Godori (8.5/10) – Now here is a fun avatar. Given to folks who can play and win 250 hands of Godori within the same calendar month, the Godori avatar provides more of a challenge than many recent avatars. It was released during a time when the site was experiencing heavy lag, but many of us crazy avatar collectors persevered (actually we’re just impatient). This avatar introduced many of us to a game we’d never even tried. The rules are a bit confusing at first, and it takes a little while to get the hang of it. Unfortunately the game isn’t perfect, and occasionally there are glitches in the favor of the opponent. But I found myself enjoying the game once I got the hang of it. Because of the high win requirement, this is an avatar that takes commitment to get. This was actually an unreleased avatar that was created years ago; at a user’s suggestion TNT decided to release it. I don’t totally love the colors, especially the cream background, but other than that it’s a visually pleasing avatar. Godori cards fly around in an Extreme Potato Counter-esque manner, making for a chaotic but fun avatar. The rounded edges and white highlight in the top left corner make the avatar look like a 3D button, which is a cool twist. This avatar is enjoyable to get, and the fact that it takes time and dedication to get makes it a winner in my book.

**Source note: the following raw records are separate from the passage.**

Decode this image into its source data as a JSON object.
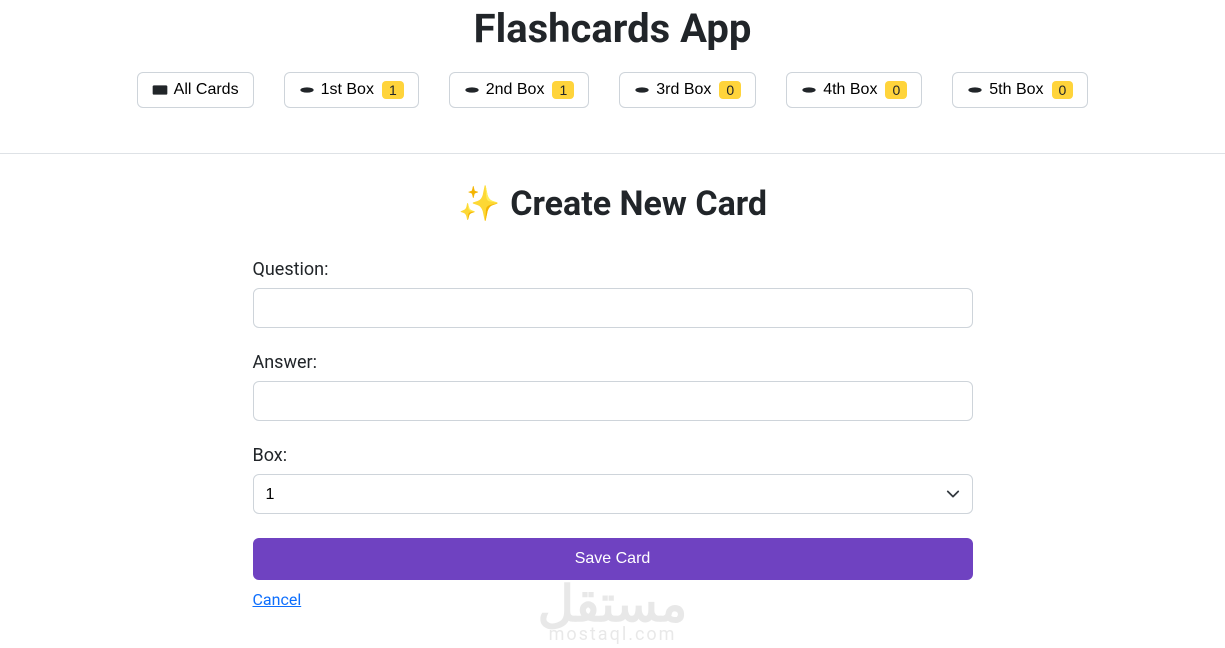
{
  "header": {
    "title": "Flashcards App",
    "nav": [
      {
        "label": "All Cards",
        "badge": null,
        "icon": "layers"
      },
      {
        "label": "1st Box",
        "badge": "1",
        "icon": "inbox"
      },
      {
        "label": "2nd Box",
        "badge": "1",
        "icon": "inbox"
      },
      {
        "label": "3rd Box",
        "badge": "0",
        "icon": "inbox"
      },
      {
        "label": "4th Box",
        "badge": "0",
        "icon": "inbox"
      },
      {
        "label": "5th Box",
        "badge": "0",
        "icon": "inbox"
      }
    ]
  },
  "form": {
    "title": "Create New Card",
    "question_label": "Question:",
    "question_value": "",
    "answer_label": "Answer:",
    "answer_value": "",
    "box_label": "Box:",
    "box_value": "1",
    "save_label": "Save Card",
    "cancel_label": "Cancel"
  },
  "watermark": {
    "big": "مستقل",
    "small": "mostaql.com"
  }
}
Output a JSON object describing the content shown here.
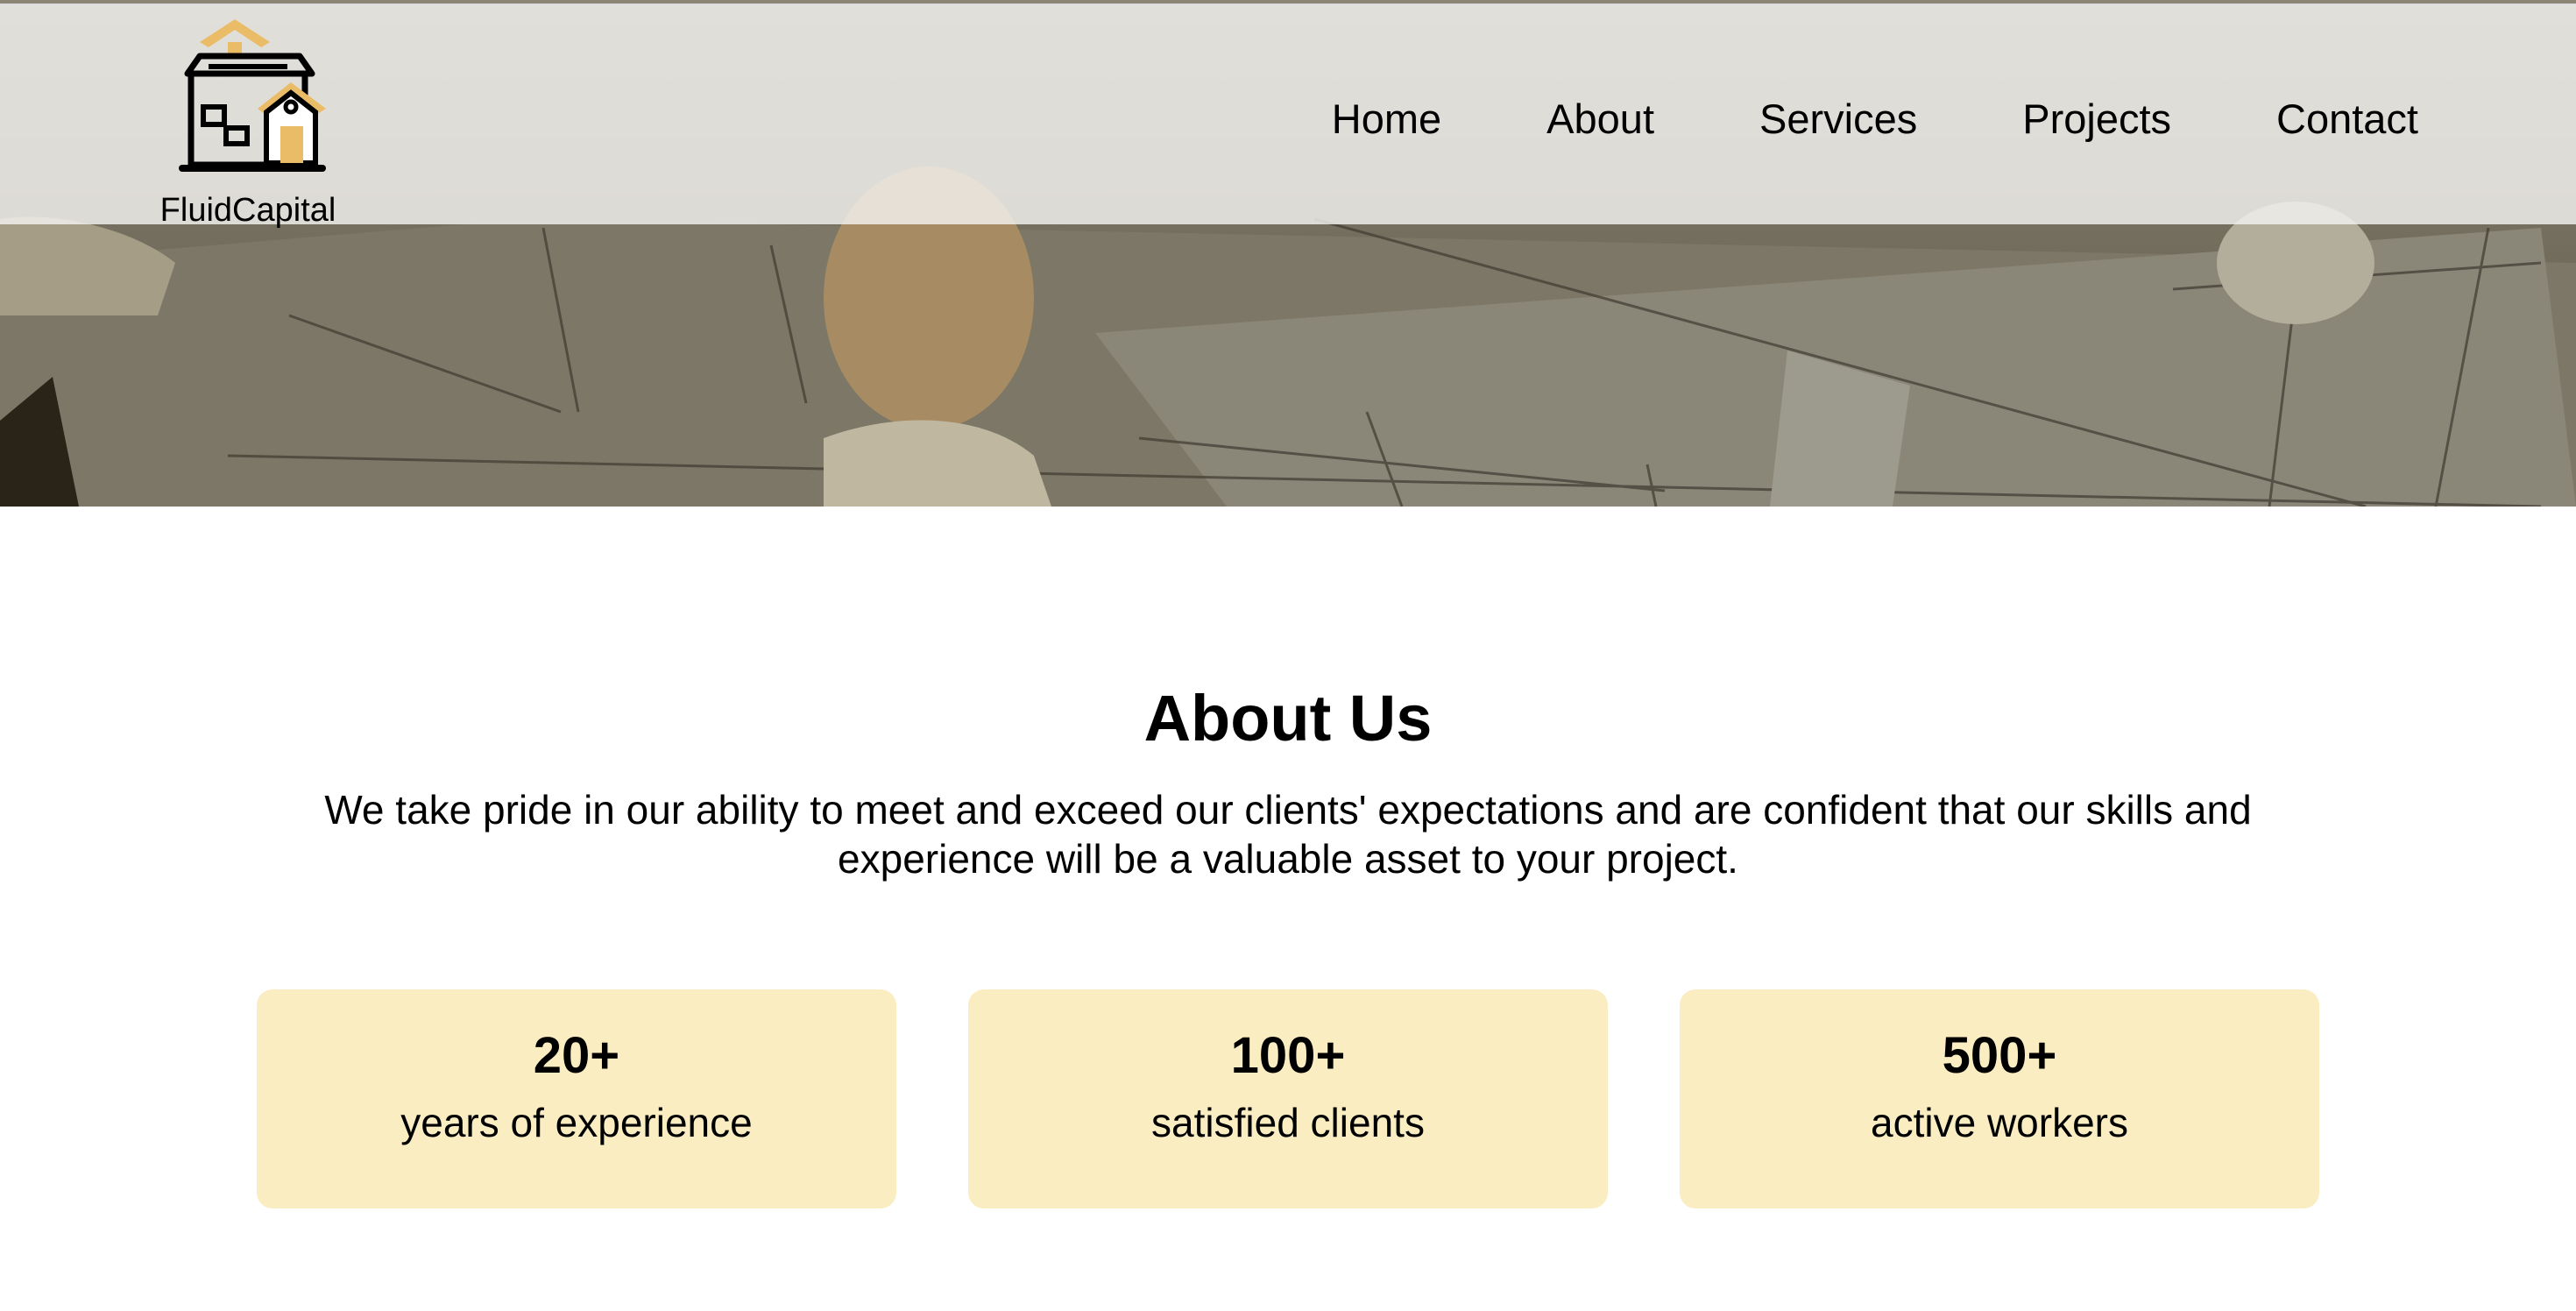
{
  "brand": {
    "name": "FluidCapital",
    "logo_icon": "house-icon",
    "accent_color": "#ebbc67"
  },
  "nav": {
    "items": [
      {
        "label": "Home"
      },
      {
        "label": "About"
      },
      {
        "label": "Services"
      },
      {
        "label": "Projects"
      },
      {
        "label": "Contact"
      }
    ]
  },
  "hero": {
    "image": "architectural-blueprint-photo"
  },
  "about": {
    "title": "About Us",
    "text": "We take pride in our ability to meet and exceed our clients' expectations and are confident that our skills and experience will be a valuable asset to your project."
  },
  "stats": [
    {
      "value": "20+",
      "label": "years of experience"
    },
    {
      "value": "100+",
      "label": "satisfied clients"
    },
    {
      "value": "500+",
      "label": "active workers"
    }
  ],
  "colors": {
    "stat_card_bg": "#fbedc2",
    "header_bg": "#f4f3f0"
  }
}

20 Year Celebration Avatar (10/10) – Now this is a spiffing good avatar! It was another prize given out at Comic Con, but to many a player’s joy it was also awarded at the end of the 20th Anniversary event. It’s got a lot going on—it cycles through a rainbow of colors, has different Neopets flashing across the image, tons of sparkles glittering, moving text, whooshy stripes—and yet, it doesn’t seem too busy at all. Let’s dig into all the things this avatar is doing right! Firstly, the shape. I am a sucker for an unconventionally shaped avatar that isn’t a plain, boring square. It is the number 20, to represent Neopets’ 20th birthday! There are several species of Neopets within the avatar sliding across the image, but because the pets are the same color as the background, they are a very subtle, excellently done aspect. I’m also a sucker for sparkles on my avatars, and this avatar delivers here as well. It’s so tastefully done—not excessive—that it has a perfect, festive feel. The lines are sharp, as is the text. This is a perfect avatar, in my opinion—as long as it gets released for the 20th Birthday Celebration!
Well, there you have it! One player’s honest opinion on all of the avatars released in recent years. Some of you may agree with me—and others may disagree completely! But ultimately, many of us are brought together by our mutual love of these shiny pixels and the pursuit thereof. I wish you all luck on your avvie-collecting journeys!
Search the Neopian Times